Efforts to organize the Little Tikes headquarters plant date back at least five years. If workers had approved a union, the Hudson complex would have become one of the largest U.S. unionized plants outside the automotive industry, with 1,052 organized members. Instead, workers voted down the United Steelworkers of America by a vote of 550-454. The union managed to do better than in 1990, when rotomolding employees soundly rejected organizing by more than a 3-to-1 ratio, 573-166. The potential bargaining unit was smaller in 1990.
The latest rejection came just a few days after Little Tikes parent Rubbermaid Inc. announced a major restructuring, laying off about 1,200 workers. Included in the layoffs are about 300 workers at Rubbermaid's big headquarters molding plant in Wooster, Ohio, where employees are represented by the United Steel Workers. A Little Tikes plant in Guelph, Ontario, will be closed next year, eliminating 128 nonunion jobs.
The USW did not return telephone calls seeking comment.
In a statement, Little Tikes President Gary Kleinjan said the workers' ``decision to reject the union demonstrates their willing-ness to work as a team to help Little Tikes remain a leader in an increasingly challenging marketplace.''
In Washington, W.Va., workers at GE's ABS plant rejected union overtures by a 286-185 vote. Members of the United Electrical, Radio and Machine Workers of America had portrayed the campaign as the first step in a drive to organize all GE Plastics' resin plants.
Three years ago, the ABS workers rejected the UE by a nearly 2-to-1 margin.
This time, in September, the UE submitted its petition for another election, with authorization cards signed by a majority of Washington ABS workers. In October, GE and the UE agreed to the size of the bargaining unit and set a date for the election.
Will the UE keep trying to organize the plant?
``We're going to do some evaluating of our decision over the next few weeks to see what to do next,'' said Al Hart, UE field organizer, who has an office in Parkersburg.
Karen Hern, spokeswoman for the Washington plant, said: ``We would hope that after two elections, with the larger percentage of votes against the UE, that the UE would understand the message. ... The majority of employees said that we certainly can work together without the involvement of a third party.''
Still pending before the NLRB are appeals of an administrative law judge's ruling on several unfair labor practice charges.

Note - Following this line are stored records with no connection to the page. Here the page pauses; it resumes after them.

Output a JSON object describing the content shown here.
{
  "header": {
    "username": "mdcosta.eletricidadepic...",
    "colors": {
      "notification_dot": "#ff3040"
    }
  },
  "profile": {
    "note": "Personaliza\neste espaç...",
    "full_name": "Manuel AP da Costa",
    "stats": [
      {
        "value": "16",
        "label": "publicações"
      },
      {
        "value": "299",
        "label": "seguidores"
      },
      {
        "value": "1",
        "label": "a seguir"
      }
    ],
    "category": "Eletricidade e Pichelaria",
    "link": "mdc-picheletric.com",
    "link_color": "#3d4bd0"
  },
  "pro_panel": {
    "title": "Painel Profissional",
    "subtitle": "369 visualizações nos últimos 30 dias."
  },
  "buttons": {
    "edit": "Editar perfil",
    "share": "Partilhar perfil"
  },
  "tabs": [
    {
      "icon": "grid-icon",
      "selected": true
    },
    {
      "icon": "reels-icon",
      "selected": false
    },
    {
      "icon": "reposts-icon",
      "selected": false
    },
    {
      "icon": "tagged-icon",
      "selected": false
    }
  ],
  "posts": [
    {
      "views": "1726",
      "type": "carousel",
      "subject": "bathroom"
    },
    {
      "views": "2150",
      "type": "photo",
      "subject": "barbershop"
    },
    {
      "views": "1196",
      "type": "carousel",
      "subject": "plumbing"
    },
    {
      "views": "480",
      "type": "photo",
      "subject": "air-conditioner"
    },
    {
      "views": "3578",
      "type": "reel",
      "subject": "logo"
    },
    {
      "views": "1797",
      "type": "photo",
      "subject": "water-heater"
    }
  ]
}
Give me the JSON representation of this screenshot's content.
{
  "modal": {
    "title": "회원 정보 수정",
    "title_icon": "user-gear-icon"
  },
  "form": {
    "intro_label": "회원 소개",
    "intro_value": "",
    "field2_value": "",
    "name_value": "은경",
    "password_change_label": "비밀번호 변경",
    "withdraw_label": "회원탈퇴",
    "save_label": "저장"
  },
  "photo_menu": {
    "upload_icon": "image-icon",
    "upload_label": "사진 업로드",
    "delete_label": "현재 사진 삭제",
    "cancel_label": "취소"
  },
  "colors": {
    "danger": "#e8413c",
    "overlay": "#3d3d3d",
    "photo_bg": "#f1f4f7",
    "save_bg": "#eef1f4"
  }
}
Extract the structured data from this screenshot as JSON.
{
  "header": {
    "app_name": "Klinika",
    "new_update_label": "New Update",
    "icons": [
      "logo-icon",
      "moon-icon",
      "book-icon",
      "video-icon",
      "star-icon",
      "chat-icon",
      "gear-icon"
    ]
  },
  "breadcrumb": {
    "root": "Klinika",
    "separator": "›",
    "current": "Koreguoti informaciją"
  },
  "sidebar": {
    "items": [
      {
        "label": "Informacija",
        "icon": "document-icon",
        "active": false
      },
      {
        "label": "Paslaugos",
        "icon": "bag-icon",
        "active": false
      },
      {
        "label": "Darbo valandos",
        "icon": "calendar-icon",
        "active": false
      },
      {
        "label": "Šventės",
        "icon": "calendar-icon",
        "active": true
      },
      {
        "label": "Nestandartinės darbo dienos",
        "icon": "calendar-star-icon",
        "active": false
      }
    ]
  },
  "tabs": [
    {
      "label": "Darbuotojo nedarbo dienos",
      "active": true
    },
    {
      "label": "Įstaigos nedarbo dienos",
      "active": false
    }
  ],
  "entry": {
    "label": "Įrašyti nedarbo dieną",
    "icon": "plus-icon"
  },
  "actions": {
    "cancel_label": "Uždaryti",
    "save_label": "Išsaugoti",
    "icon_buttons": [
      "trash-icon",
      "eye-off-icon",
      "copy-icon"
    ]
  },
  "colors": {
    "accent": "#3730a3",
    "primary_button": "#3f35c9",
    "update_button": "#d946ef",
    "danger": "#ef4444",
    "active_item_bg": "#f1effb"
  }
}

The UE charges that GE management threatened to take away some benefits, shift work schedules and withhold future investment from the plant if the union won. The judge agreed, but GE appealed to the full NLRB.
The union also charged an employee was fired illegally for union activity. But the judge ruled in favor of GE, and the union has appealed.
Hern said the vote ``was an indication that our employees want to get down to the business of making ABS. The site's gone through two elections in the past three years and that's certainly distracted us.